It's beyond the scope of this manual to give you specific, hands-on instructions in Cool Edit, but we can certainly show you some tips and tricks on your computer. Simply call ComQuest Technical Support, and we'll be glad to dial-in to your Fileserver's modem, and give you a quick 15-minute tutorial on the features of Cool Edit.
A couple quick tips that will help you improve efficiency with your ComQuest system:
|•||Trim all audio (songs, questions and system prompts), so there is no dead-air before or after the actual audio. The flow of the music test is many times a succession of audio prompts and song clips, etc. If any of them have dead-air, it will slow the flow of your entire test.|
|•||Normalize the levels. Remember the old-days of callout, when hooks were played from cassette decks down the phone line? Each hook (or at least each interviewer's cassette deck) level would vary wildly, sometimes blasting the respondent in the ear, and other times barely audible. Well now, you have the luxury of digitized, uniform audio... so use that to your best advantage. After recording any audio, follow this simple procedure:|
|•||Click on Edit on the Cool Edit menu|
|•||Click on Select Entire Wave|
|•||Click on Transform on the Cool Edit menu|
|•||Click on Amplitude|
|•||Click on Normalize|
|•||Set the level to 85%|
|•||Click OK to Normalize the level (be sure to save the audio again after doing this).|
If you follow these simple steps with all songs, questions and system prompts you record into your ComQuest system, everything will play back, loud, clear and consistently for all respondents.
Batch & Script Processing

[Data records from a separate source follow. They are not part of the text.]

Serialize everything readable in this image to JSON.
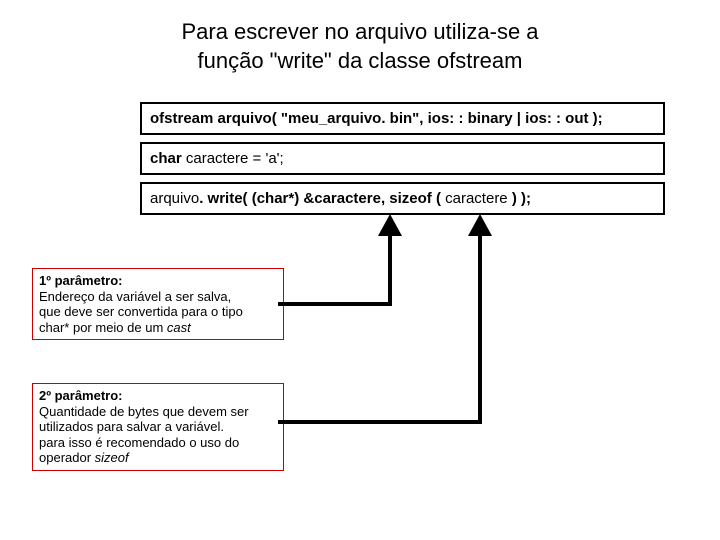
{
  "title_line1": "Para escrever no arquivo utiliza-se a",
  "title_line2": "função \"write\" da classe ofstream",
  "code": {
    "line1_a": "ofstream arquivo( \"meu_arquivo. bin\", ios: : binary | ios: : out );",
    "line2_a": "char ",
    "line2_b": "caractere = 'a';",
    "line3_a": "arquivo",
    "line3_b": ". write( (char*) &caractere, sizeof ( ",
    "line3_c": "caractere",
    "line3_d": " ) );"
  },
  "note1": {
    "heading": "1º parâmetro:",
    "l1": "Endereço da variável a ser salva,",
    "l2": "que deve ser convertida para o tipo",
    "l3_a": "char* por meio de um ",
    "l3_b": "cast"
  },
  "note2": {
    "heading": "2º parâmetro:",
    "l1": "Quantidade de bytes que devem ser",
    "l2": "utilizados para salvar a variável.",
    "l3": "para isso é recomendado o uso do",
    "l4_a": "operador ",
    "l4_b": "sizeof"
  }
}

Cool Edit Scripts allow you to save a series of actions (such as a cut/paste or applying a transform) to be performed again with the click of a button. Scripts are similar to Macros; your exact mouse moves, and any tweaking of parameters are stored, and repeated in the same sequence when recalled. As an example, suppose you have a combination of effects with particular settings (an EQ setting, a Hall reverb, etc) that you like to apply often and in combination to achieve a certain sound. You can record these steps, and specific settings, to be carried out again by simply calling the script.
There are three types of scripts. The type created depends upon your state when you initiate the recording:

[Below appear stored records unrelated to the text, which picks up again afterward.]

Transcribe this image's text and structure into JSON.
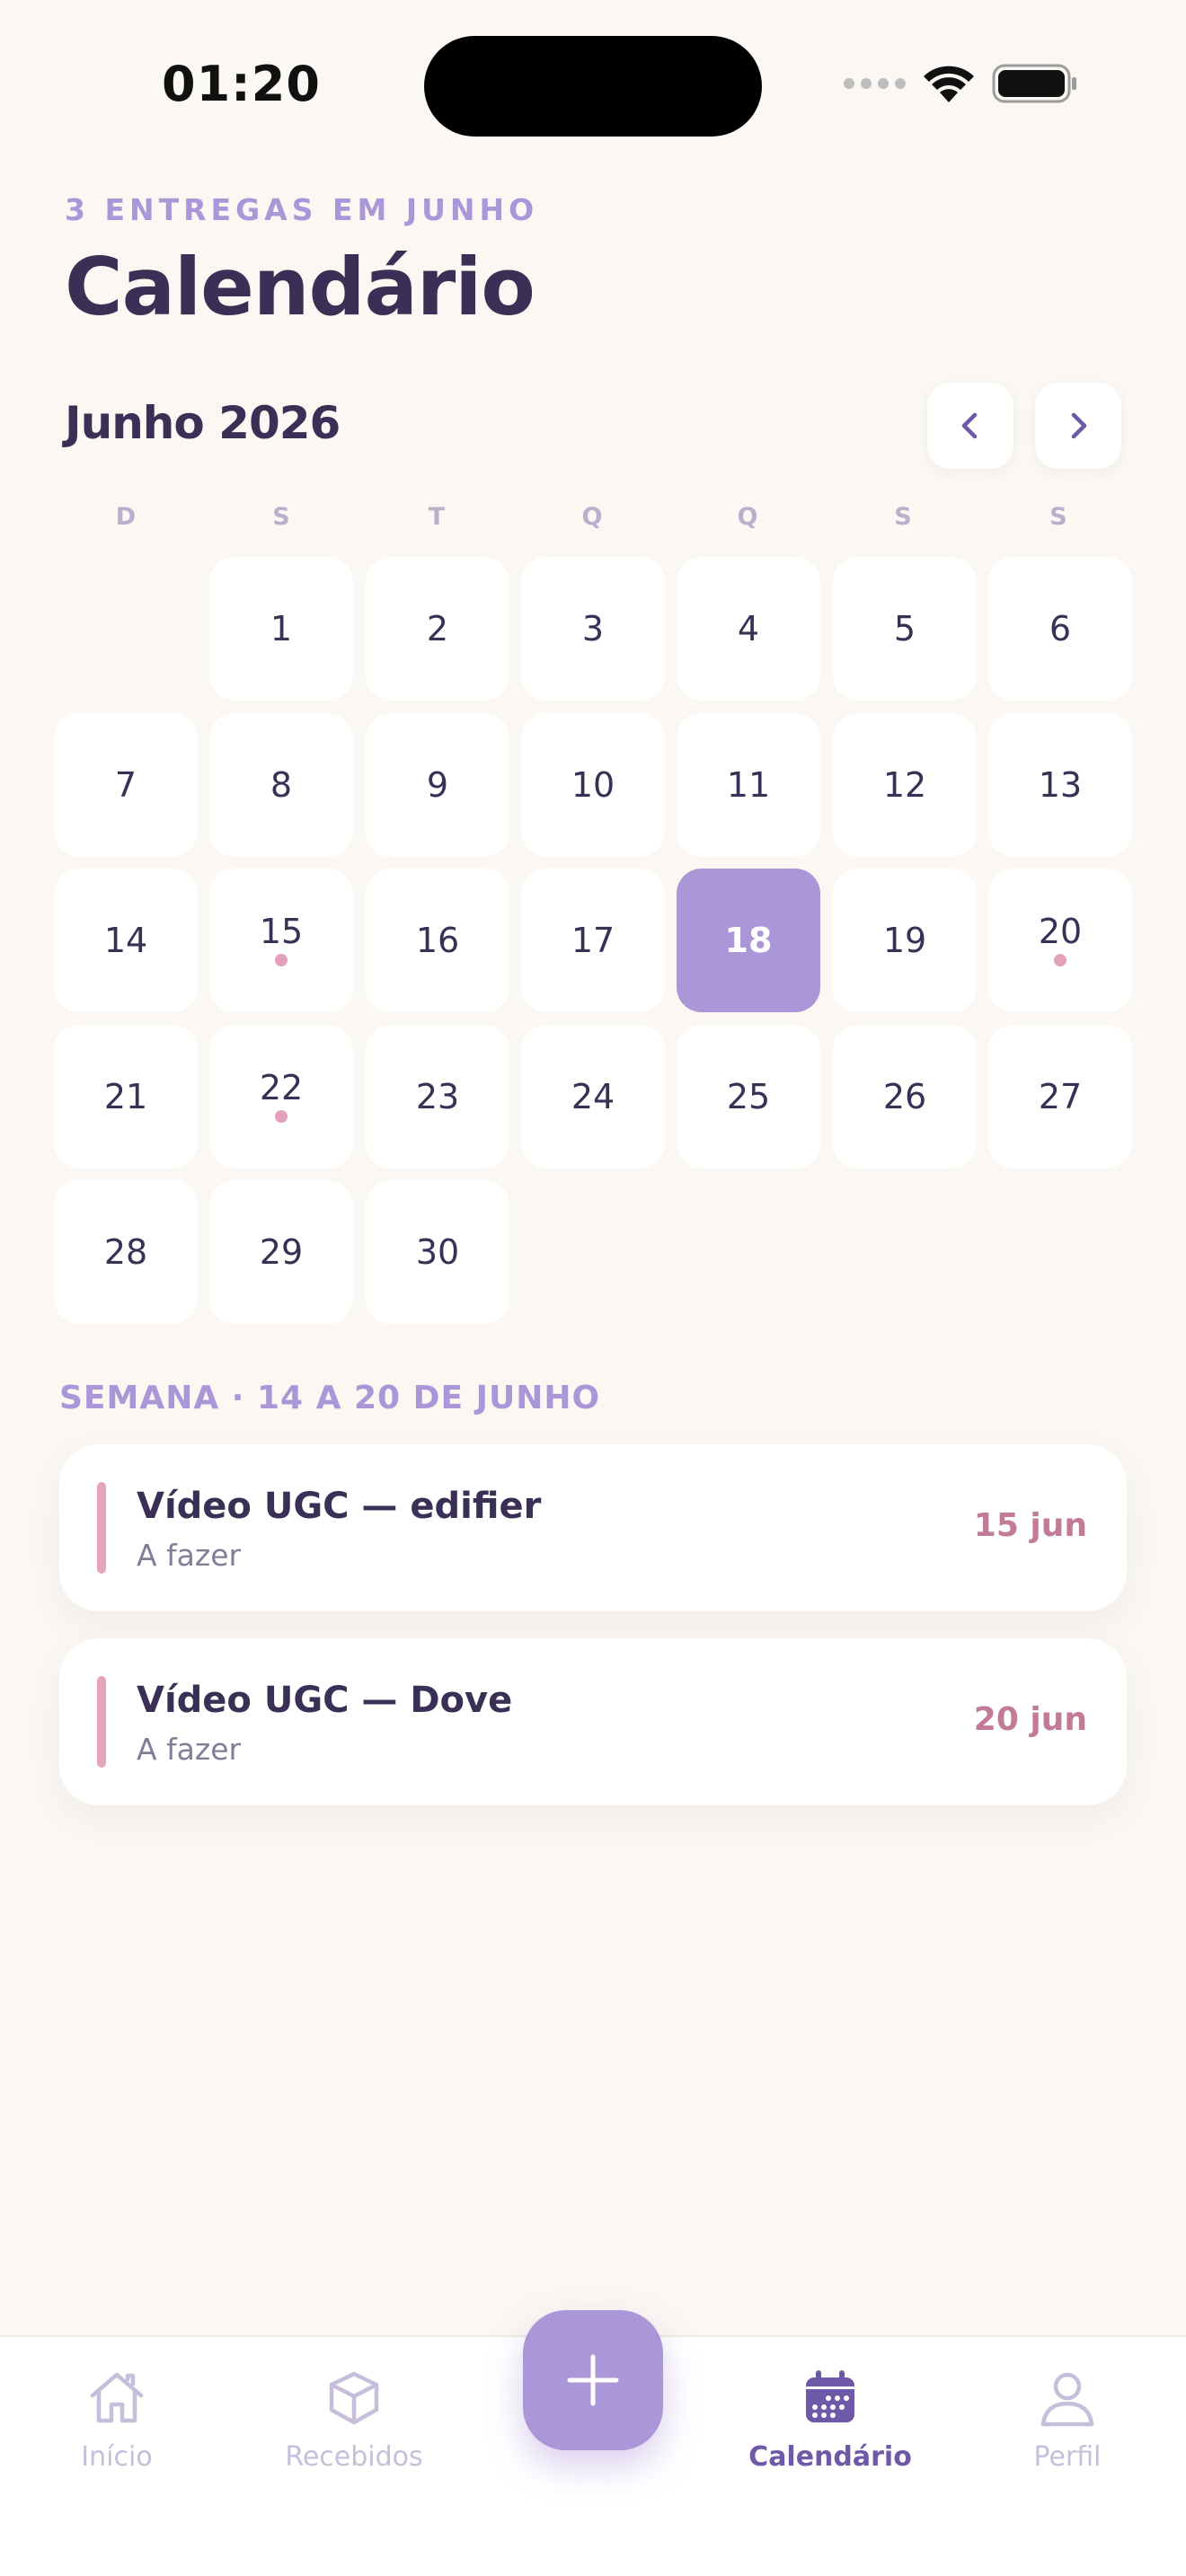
{
  "status_bar": {
    "time": "01:20"
  },
  "header": {
    "eyebrow": "3 ENTREGAS EM JUNHO",
    "title": "Calendário"
  },
  "calendar": {
    "month_label": "Junho 2026",
    "weekdays": [
      "D",
      "S",
      "T",
      "Q",
      "Q",
      "S",
      "S"
    ],
    "selected_day": 18,
    "days_with_tasks": [
      15,
      20,
      22
    ]
  },
  "week": {
    "label": "SEMANA · 14 A 20 DE JUNHO",
    "tasks": [
      {
        "title": "Vídeo UGC — edifier",
        "status": "A fazer",
        "date": "15 jun"
      },
      {
        "title": "Vídeo UGC — Dove",
        "status": "A fazer",
        "date": "20 jun"
      }
    ]
  },
  "tabbar": {
    "items": [
      {
        "label": "Início",
        "icon": "home-icon"
      },
      {
        "label": "Recebidos",
        "icon": "box-icon"
      },
      {
        "label": "Calendário",
        "icon": "calendar-icon",
        "active": true
      },
      {
        "label": "Perfil",
        "icon": "user-icon"
      }
    ],
    "fab_icon": "plus-icon"
  },
  "colors": {
    "accent": "#ab96d8",
    "accent_dark": "#6e59a8",
    "task_marker": "#e5a4be",
    "date_text": "#c27a98",
    "background": "#fbf8f3"
  }
}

1. Scripts that start from scratch. These scripts start with no waveform opened, and their first command is /File/New.
2. Script that works on the current wave. This type of script operates on the entire waveform. It requires a file to be opened, but with no selection made. Actions begin at the playback cursor position in the waveform, and will affect any data present at that point.
3. Scripts that work on a highlighted selection. This type requires a highlighted selection to be made. All actions in the script pertain only to the portion that is highlighted, leaving the rest of the waveform untouched.
There is already a default script loaded on your system called ComQuest. It contains the settings (sample and bit rate, mono and normalization) that you will use in the ComQuest program. You can use this script for a single hook (item 2, above), or you can process several hooks at the same time, by using this script in Batch Processing mode.
To use for a single hook, first open that song hook so it is displayed in Cool Edit. Then, click Options / Scripts & Batch Processing, select the ComQuest script in the left box, and click on the Run Script button.
To process more than one song hook or voice prompt at the same time, don't open any audio file, but just go to Options / Scripts & Batch Processing, but this time click on Batch Processing. You will then select the audio files you wish to run the script against. Be sure the destination path is the C:\ComQuest folder, or if it's not, remember to move the processed audio files to that folder when you're done.
For more in-depth instructions regarding Cool Edit, please click on the Help menu item to the far right in the program, or feel free to call ComQuest Technical Support.